• Try it
From the entries below, copy every line holding the word "value".

• Website and app data records
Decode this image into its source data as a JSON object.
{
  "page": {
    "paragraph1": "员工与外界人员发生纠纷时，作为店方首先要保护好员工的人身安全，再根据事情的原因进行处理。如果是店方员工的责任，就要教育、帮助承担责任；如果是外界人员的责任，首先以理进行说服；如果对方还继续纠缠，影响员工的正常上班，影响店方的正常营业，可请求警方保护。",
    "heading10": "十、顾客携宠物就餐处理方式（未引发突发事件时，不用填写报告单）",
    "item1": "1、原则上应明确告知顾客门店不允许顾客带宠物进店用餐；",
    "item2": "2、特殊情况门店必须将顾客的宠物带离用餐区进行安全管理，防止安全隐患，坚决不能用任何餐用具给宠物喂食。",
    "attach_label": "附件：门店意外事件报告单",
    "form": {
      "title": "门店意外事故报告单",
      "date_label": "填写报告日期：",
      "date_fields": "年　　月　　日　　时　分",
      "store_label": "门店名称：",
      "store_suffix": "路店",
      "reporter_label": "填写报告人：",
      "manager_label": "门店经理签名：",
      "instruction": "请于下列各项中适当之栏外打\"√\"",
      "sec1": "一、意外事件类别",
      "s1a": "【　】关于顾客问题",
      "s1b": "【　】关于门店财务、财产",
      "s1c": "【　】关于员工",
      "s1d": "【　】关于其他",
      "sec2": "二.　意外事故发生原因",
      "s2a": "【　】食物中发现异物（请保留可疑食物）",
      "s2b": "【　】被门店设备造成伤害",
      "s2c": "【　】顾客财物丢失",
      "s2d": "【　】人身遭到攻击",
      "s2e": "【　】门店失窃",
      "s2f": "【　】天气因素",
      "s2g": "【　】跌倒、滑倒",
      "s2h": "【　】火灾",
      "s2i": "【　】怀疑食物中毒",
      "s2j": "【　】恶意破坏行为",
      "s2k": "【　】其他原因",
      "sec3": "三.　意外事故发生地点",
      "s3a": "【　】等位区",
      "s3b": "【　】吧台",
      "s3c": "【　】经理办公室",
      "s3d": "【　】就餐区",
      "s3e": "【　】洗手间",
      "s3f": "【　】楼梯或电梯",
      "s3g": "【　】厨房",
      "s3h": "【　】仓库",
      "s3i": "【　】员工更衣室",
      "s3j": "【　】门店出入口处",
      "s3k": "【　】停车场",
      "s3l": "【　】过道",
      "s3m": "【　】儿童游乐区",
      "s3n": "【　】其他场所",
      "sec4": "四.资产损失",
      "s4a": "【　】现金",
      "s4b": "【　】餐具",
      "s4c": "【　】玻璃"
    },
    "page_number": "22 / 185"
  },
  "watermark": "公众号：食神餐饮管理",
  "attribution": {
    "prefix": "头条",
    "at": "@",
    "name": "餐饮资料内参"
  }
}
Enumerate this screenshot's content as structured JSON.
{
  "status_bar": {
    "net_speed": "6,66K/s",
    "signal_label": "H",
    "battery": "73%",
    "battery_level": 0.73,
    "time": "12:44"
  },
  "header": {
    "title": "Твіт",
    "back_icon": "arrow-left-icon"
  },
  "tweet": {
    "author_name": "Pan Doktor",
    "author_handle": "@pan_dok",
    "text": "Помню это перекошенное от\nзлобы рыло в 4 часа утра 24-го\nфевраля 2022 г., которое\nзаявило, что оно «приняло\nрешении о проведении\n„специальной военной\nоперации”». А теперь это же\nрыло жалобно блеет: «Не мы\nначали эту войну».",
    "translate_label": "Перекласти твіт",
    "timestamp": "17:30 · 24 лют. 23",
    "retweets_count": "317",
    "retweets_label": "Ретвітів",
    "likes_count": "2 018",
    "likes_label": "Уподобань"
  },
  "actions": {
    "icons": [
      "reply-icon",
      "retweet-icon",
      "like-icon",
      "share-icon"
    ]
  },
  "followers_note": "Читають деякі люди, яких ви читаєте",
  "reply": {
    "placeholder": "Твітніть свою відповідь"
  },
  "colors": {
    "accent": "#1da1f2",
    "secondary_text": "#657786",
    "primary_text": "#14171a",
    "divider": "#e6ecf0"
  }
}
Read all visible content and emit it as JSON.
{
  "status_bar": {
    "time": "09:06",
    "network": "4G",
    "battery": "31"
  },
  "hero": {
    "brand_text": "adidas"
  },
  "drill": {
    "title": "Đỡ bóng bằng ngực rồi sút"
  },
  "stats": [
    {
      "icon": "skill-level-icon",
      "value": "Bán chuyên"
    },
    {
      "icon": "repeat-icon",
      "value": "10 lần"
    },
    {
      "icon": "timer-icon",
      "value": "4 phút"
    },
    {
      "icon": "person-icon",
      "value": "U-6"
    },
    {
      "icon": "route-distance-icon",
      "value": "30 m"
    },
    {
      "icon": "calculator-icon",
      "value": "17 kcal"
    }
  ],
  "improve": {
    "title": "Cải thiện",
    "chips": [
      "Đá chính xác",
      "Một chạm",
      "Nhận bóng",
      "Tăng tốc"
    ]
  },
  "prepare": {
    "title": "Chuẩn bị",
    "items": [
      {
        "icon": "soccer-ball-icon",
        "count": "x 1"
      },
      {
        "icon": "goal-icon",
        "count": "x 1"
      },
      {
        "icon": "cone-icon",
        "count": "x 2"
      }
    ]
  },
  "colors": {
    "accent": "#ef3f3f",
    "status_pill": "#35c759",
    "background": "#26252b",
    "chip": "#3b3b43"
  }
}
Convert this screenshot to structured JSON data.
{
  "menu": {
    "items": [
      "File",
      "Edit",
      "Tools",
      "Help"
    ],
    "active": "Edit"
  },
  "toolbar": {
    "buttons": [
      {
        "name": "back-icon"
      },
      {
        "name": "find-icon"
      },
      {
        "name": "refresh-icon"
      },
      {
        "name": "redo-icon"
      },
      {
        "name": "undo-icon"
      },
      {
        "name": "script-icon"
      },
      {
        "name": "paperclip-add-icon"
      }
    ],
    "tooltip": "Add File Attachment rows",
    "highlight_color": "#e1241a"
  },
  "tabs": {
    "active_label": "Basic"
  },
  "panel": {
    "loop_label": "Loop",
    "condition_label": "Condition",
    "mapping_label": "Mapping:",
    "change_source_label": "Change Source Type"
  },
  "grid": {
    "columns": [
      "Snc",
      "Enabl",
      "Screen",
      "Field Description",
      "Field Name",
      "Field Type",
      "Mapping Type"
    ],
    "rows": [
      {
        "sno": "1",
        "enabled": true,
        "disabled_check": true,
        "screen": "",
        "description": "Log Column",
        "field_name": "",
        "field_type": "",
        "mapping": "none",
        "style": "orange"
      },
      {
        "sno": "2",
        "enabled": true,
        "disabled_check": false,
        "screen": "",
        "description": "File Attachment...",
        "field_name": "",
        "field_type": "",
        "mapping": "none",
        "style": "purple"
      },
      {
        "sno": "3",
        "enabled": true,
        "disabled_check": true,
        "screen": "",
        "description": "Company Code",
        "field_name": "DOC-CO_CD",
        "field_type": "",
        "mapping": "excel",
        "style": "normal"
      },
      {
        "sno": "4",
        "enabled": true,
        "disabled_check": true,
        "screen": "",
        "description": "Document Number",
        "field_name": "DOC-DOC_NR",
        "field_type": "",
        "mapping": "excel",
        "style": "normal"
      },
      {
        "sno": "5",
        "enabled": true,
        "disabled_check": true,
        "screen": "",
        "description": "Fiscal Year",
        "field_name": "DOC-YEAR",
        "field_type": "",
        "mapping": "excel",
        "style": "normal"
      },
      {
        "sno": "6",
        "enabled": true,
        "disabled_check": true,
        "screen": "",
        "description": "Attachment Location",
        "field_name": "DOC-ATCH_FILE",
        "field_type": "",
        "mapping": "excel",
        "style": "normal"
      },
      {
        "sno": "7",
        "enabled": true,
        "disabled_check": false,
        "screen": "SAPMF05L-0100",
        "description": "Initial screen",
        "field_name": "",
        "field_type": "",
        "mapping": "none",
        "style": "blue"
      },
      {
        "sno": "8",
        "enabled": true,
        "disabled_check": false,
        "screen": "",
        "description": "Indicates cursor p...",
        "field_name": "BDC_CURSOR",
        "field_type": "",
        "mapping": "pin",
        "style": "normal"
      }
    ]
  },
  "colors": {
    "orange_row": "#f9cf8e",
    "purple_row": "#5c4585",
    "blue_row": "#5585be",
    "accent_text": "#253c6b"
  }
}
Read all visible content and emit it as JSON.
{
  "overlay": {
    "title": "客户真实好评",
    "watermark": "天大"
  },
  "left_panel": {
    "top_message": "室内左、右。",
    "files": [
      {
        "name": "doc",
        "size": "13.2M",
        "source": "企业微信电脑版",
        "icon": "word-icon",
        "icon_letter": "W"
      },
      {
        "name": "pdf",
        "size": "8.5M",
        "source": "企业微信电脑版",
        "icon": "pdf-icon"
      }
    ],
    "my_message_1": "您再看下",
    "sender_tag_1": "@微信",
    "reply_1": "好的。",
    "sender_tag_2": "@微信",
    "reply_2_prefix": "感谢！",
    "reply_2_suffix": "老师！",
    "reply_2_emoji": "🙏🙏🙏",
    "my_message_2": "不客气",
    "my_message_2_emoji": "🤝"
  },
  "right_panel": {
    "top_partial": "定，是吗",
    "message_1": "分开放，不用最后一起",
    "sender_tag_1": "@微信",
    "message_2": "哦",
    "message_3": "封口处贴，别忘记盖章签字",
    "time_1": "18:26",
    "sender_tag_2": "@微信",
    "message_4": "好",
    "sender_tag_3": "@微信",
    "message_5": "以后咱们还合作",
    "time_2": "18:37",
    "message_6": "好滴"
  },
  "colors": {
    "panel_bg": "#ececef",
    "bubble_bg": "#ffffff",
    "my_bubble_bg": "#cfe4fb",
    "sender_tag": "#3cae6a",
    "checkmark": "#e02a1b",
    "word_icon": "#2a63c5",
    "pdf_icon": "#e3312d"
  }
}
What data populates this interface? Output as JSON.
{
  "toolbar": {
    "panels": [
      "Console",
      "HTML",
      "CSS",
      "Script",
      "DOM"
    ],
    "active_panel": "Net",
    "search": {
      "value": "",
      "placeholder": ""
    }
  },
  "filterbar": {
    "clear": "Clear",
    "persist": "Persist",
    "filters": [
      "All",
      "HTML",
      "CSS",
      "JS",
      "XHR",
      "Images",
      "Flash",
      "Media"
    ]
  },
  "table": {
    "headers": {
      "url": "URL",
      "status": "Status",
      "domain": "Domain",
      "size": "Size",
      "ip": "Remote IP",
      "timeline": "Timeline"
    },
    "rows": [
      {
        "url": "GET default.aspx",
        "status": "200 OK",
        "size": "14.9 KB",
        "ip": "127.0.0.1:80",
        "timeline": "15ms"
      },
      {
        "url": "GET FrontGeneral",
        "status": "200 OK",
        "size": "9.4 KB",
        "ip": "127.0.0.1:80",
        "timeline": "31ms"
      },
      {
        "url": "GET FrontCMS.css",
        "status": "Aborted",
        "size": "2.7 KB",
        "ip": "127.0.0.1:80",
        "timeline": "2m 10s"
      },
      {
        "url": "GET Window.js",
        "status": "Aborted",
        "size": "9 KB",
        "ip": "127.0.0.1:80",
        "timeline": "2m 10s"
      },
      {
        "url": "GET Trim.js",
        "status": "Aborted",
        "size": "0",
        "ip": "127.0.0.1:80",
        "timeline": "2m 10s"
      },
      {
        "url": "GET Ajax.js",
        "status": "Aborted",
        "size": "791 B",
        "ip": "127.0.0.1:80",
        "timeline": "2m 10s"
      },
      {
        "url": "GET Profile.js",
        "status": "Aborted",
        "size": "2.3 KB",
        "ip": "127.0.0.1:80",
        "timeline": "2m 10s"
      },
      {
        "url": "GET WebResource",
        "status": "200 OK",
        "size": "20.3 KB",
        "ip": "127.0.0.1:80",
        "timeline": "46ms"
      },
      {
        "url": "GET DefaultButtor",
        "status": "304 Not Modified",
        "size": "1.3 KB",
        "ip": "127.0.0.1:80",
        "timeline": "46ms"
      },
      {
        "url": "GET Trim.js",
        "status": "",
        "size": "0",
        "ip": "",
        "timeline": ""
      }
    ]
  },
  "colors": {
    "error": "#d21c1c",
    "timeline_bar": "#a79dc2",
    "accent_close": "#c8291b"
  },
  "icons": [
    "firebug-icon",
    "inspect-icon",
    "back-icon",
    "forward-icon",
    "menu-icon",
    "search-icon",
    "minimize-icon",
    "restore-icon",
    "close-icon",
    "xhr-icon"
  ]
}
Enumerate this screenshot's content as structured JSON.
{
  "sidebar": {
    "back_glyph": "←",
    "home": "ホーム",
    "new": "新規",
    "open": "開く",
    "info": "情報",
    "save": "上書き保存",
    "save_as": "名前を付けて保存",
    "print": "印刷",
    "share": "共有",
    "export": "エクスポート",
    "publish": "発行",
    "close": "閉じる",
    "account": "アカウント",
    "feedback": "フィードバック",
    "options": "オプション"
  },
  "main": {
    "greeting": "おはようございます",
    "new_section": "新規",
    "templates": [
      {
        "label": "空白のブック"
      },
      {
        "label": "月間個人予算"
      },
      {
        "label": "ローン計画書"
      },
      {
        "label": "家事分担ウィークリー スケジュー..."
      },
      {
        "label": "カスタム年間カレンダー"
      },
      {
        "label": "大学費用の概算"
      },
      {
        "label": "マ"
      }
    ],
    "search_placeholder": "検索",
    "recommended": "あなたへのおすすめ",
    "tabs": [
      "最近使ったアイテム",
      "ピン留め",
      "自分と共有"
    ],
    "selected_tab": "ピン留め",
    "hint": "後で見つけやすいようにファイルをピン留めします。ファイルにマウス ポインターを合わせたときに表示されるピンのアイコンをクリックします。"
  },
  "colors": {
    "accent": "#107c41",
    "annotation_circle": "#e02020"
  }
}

• Response to this exercise
      "value": "Bán chuyên"
      "value": "10 lần"
      "value": "4 phút"
      "value": "U-6"
      "value": "30 m"
      "value": "17 kcal"
      "value": "",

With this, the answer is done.